> _YOUR ASSIGNMENT_: Look through the entries for the string "freight", and copy each line that holds it.

# # # #

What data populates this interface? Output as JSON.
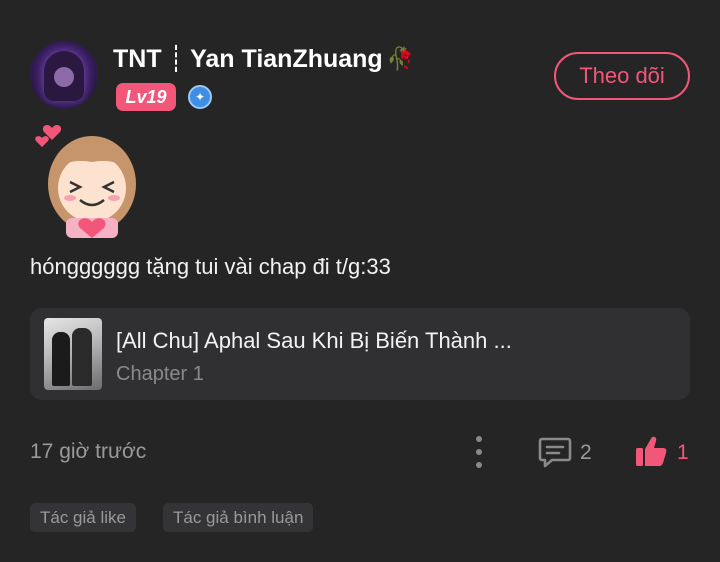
{
  "post": {
    "username": "TNT ┊ Yan TianZhuang",
    "level_badge": "Lv19",
    "follow_label": "Theo dõi",
    "comment_text": "hóngggggg tặng tui vài chap đi t/g:33",
    "time": "17 giờ trước",
    "comment_count": "2",
    "like_count": "1"
  },
  "chapter_card": {
    "title": "[All Chu] Aphal Sau Khi Bị Biến Thành ...",
    "subtitle": "Chapter 1"
  },
  "tags": [
    "Tác giả like",
    "Tác giả bình luận"
  ],
  "colors": {
    "background": "#252526",
    "accent": "#f2577a",
    "card": "#303032",
    "muted_text": "#9a9a9a",
    "verify_blue": "#3f8ee6"
  },
  "icons": [
    "rose-icon",
    "verify-icon",
    "more-vertical-icon",
    "comment-icon",
    "thumbs-up-icon"
  ]
}
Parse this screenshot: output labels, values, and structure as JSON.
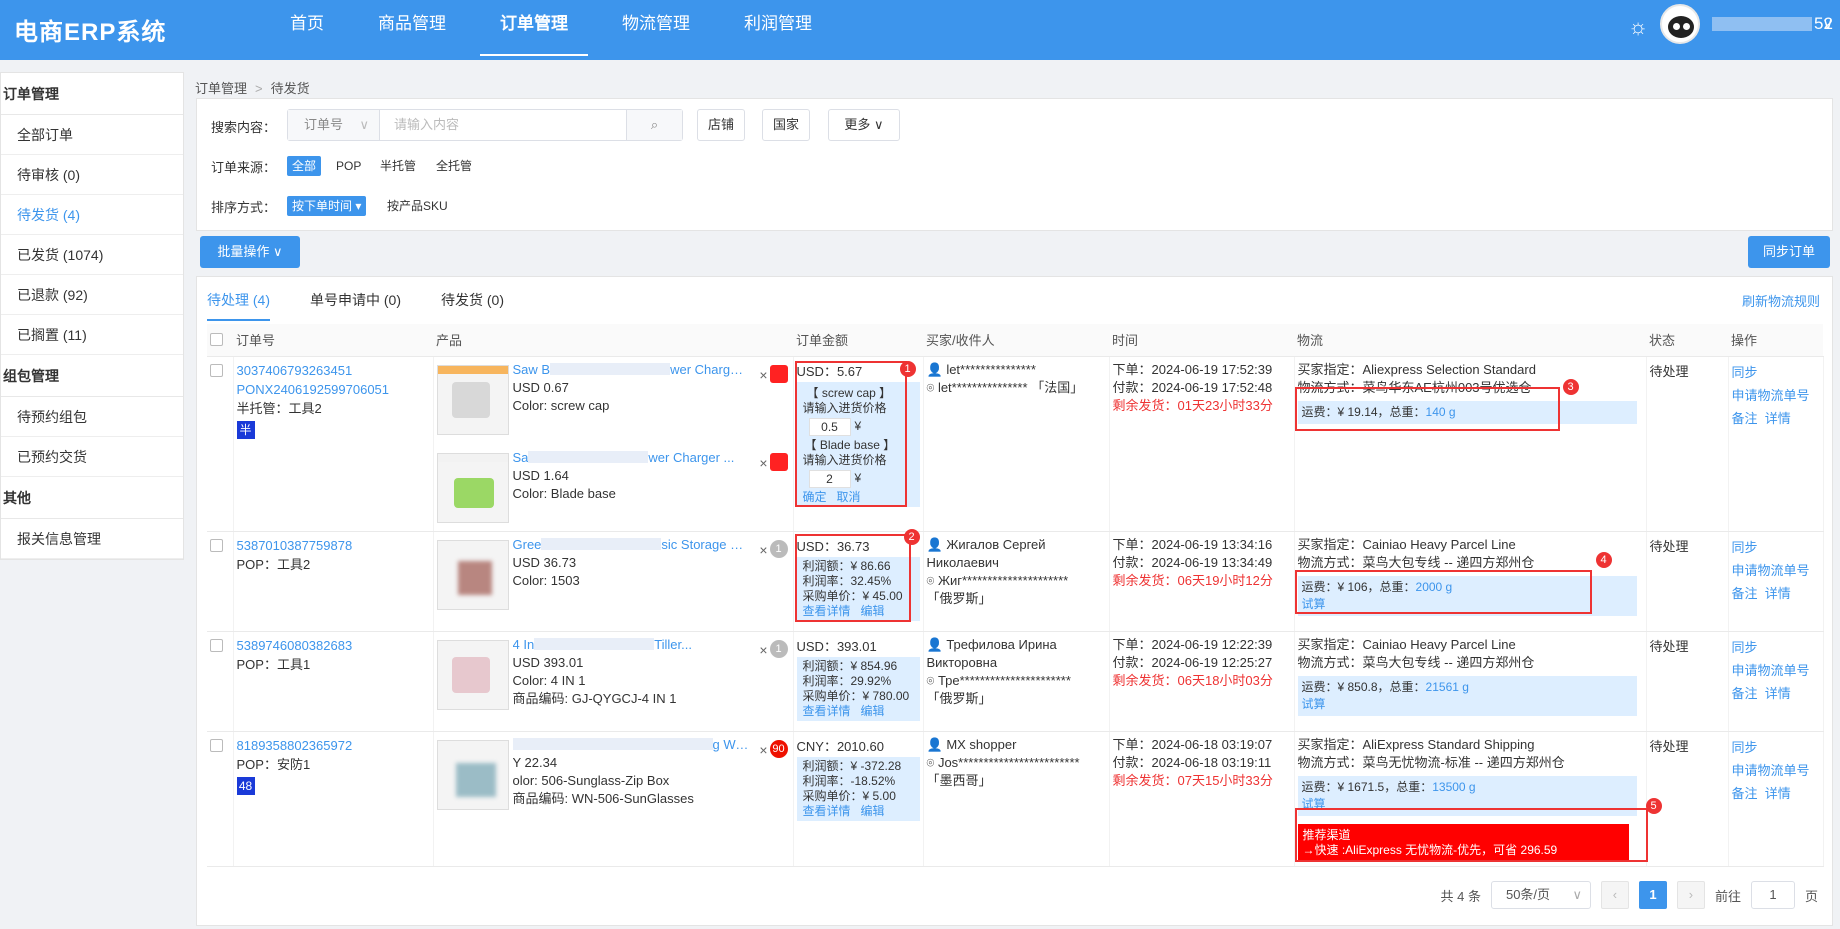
{
  "app": {
    "title": "电商ERP系统",
    "user": "52"
  },
  "nav": {
    "items": [
      {
        "label": "首页",
        "active": false
      },
      {
        "label": "商品管理",
        "active": false
      },
      {
        "label": "订单管理",
        "active": true
      },
      {
        "label": "物流管理",
        "active": false
      },
      {
        "label": "利润管理",
        "active": false
      }
    ]
  },
  "sidebar": {
    "groups": [
      {
        "title": "订单管理",
        "items": [
          "全部订单",
          "待审核 (0)",
          "待发货 (4)",
          "已发货 (1074)",
          "已退款 (92)",
          "已搁置 (11)"
        ]
      },
      {
        "title": "组包管理",
        "items": [
          "待预约组包",
          "已预约交货"
        ]
      },
      {
        "title": "其他",
        "items": [
          "报关信息管理"
        ]
      }
    ],
    "active_item": "待发货 (4)"
  },
  "breadcrumb": {
    "root": "订单管理",
    "current": "待发货"
  },
  "filter": {
    "search_label": "搜索内容：",
    "search_select": "订单号",
    "search_placeholder": "请输入内容",
    "store_button": "店铺",
    "country_button": "国家",
    "more_button": "更多",
    "source_label": "订单来源：",
    "sources": [
      "全部",
      "POP",
      "半托管",
      "全托管"
    ],
    "sort_label": "排序方式：",
    "sort_active": "按下单时间",
    "sort_other": "按产品SKU"
  },
  "toolbar": {
    "bulk_label": "批量操作",
    "sync_label": "同步订单"
  },
  "tabs": [
    {
      "label": "待处理 (4)",
      "active": true
    },
    {
      "label": "单号申请中 (0)",
      "active": false
    },
    {
      "label": "待发货 (0)",
      "active": false
    }
  ],
  "refresh_label": "刷新物流规则",
  "table": {
    "headers": [
      "订单号",
      "产品",
      "订单金额",
      "买家/收件人",
      "时间",
      "物流",
      "状态",
      "操作"
    ]
  },
  "orders": [
    {
      "order_no": "3037406793263451",
      "order_no2": "PONX2406192599706051",
      "type": "半托管：工具2",
      "badge": "半",
      "products": [
        {
          "title_start": "Saw B",
          "title_end": "wer Charger ...",
          "price": "USD 0.67",
          "attr": "Color: screw cap",
          "qty": ""
        },
        {
          "title_start": "Sa",
          "title_end": "wer Charger ...",
          "price": "USD 1.64",
          "attr": "Color: Blade base",
          "qty": ""
        }
      ],
      "amount": "USD：5.67",
      "price_edit": [
        {
          "name": "【 screw cap 】",
          "hint": "请输入进货价格",
          "value": "0.5",
          "unit": "¥"
        },
        {
          "name": "【 Blade base 】",
          "hint": "请输入进货价格",
          "value": "2",
          "unit": "¥"
        }
      ],
      "confirm": "确定",
      "cancel": "取消",
      "buyer": "let***************",
      "receiver": "let***************",
      "country": "「法国」",
      "order_time": "下单：2024-06-19 17:52:39",
      "pay_time": "付款：2024-06-19 17:52:48",
      "remaining": "剩余发货：01天23小时33分",
      "log_buyer": "买家指定：Aliexpress Selection Standard",
      "log_method": "物流方式：菜鸟华东AE杭州003号优选仓",
      "freight": "运费：¥ 19.14，总重：",
      "weight": "140 g",
      "trial": "",
      "status": "待处理",
      "ops": [
        "同步",
        "申请物流单号",
        "备注",
        "详情"
      ],
      "marker": "1"
    },
    {
      "order_no": "5387010387759878",
      "type": "POP：工具2",
      "badge": "",
      "products": [
        {
          "title_start": "Gree",
          "title_end": "sic Storage B...",
          "price": "USD 36.73",
          "attr": "Color: 1503",
          "qty": "1"
        }
      ],
      "amount": "USD：36.73",
      "profit": "利润额：¥ 86.66",
      "profit_rate": "利润率：32.45%",
      "cost": "采购单价：¥ 45.00",
      "view_detail": "查看详情",
      "edit": "编辑",
      "buyer": "Жигалов Сергей Николаевич",
      "receiver": "Жиг*********************",
      "country": "「俄罗斯」",
      "order_time": "下单：2024-06-19 13:34:16",
      "pay_time": "付款：2024-06-19 13:34:49",
      "remaining": "剩余发货：06天19小时12分",
      "log_buyer": "买家指定：Cainiao Heavy Parcel Line",
      "log_method": "物流方式：菜鸟大包专线 -- 递四方郑州仓",
      "freight": "运费：¥ 106，总重：",
      "weight": "2000 g",
      "trial": "试算",
      "status": "待处理",
      "ops": [
        "同步",
        "申请物流单号",
        "备注",
        "详情"
      ]
    },
    {
      "order_no": "5389746080382683",
      "type": "POP：工具1",
      "badge": "",
      "products": [
        {
          "title_start": "4 In",
          "title_end": "Tiller...",
          "price": "USD 393.01",
          "attr": "Color: 4 IN 1",
          "attr2": "商品编码: GJ-QYGCJ-4 IN 1",
          "qty": "1"
        }
      ],
      "amount": "USD：393.01",
      "profit": "利润额：¥ 854.96",
      "profit_rate": "利润率：29.92%",
      "cost": "采购单价：¥ 780.00",
      "view_detail": "查看详情",
      "edit": "编辑",
      "buyer": "Трефилова Ирина Викторовна",
      "receiver": "Тре**********************",
      "country": "「俄罗斯」",
      "order_time": "下单：2024-06-19 12:22:39",
      "pay_time": "付款：2024-06-19 12:25:27",
      "remaining": "剩余发货：06天18小时03分",
      "log_buyer": "买家指定：Cainiao Heavy Parcel Line",
      "log_method": "物流方式：菜鸟大包专线 -- 递四方郑州仓",
      "freight": "运费：¥ 850.8，总重：",
      "weight": "21561 g",
      "trial": "试算",
      "status": "待处理",
      "ops": [
        "同步",
        "申请物流单号",
        "备注",
        "详情"
      ]
    },
    {
      "order_no": "8189358802365972",
      "type": "POP：安防1",
      "badge": "48",
      "products": [
        {
          "title_start": "",
          "title_end": "g Weldi...",
          "price": "Y 22.34",
          "attr": "olor: 506-Sunglass-Zip Box",
          "attr2": "商品编码: WN-506-SunGlasses",
          "qty": "90"
        }
      ],
      "amount": "CNY：2010.60",
      "profit": "利润额：¥ -372.28",
      "profit_rate": "利润率：-18.52%",
      "cost": "采购单价：¥ 5.00",
      "view_detail": "查看详情",
      "edit": "编辑",
      "buyer": "MX shopper",
      "receiver": "Jos************************",
      "country": "「墨西哥」",
      "order_time": "下单：2024-06-18 03:19:07",
      "pay_time": "付款：2024-06-18 03:19:11",
      "remaining": "剩余发货：07天15小时33分",
      "log_buyer": "买家指定：AliExpress Standard Shipping",
      "log_method": "物流方式：菜鸟无忧物流-标准 -- 递四方郑州仓",
      "freight": "运费：¥ 1671.5，总重：",
      "weight": "13500 g",
      "trial": "试算",
      "recommend_title": "推荐渠道",
      "recommend_text": "→快速 :AliExpress 无忧物流-优先，可省 296.59",
      "status": "待处理",
      "ops": [
        "同步",
        "申请物流单号",
        "备注",
        "详情"
      ]
    }
  ],
  "markers": [
    "1",
    "2",
    "3",
    "4",
    "5"
  ],
  "pager": {
    "total": "共 4 条",
    "size": "50条/页",
    "current": "1",
    "goto": "前往",
    "goto_value": "1",
    "page_unit": "页"
  },
  "colors": {
    "primary": "#3d95ec",
    "alert": "#e33"
  }
}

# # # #

> _RESPONSE BOX_:
      "freight": "运费：¥ 19.14，总重：",
      "freight": "运费：¥ 106，总重：",
      "freight": "运费：¥ 850.8，总重：",
      "freight": "运费：¥ 1671.5，总重：",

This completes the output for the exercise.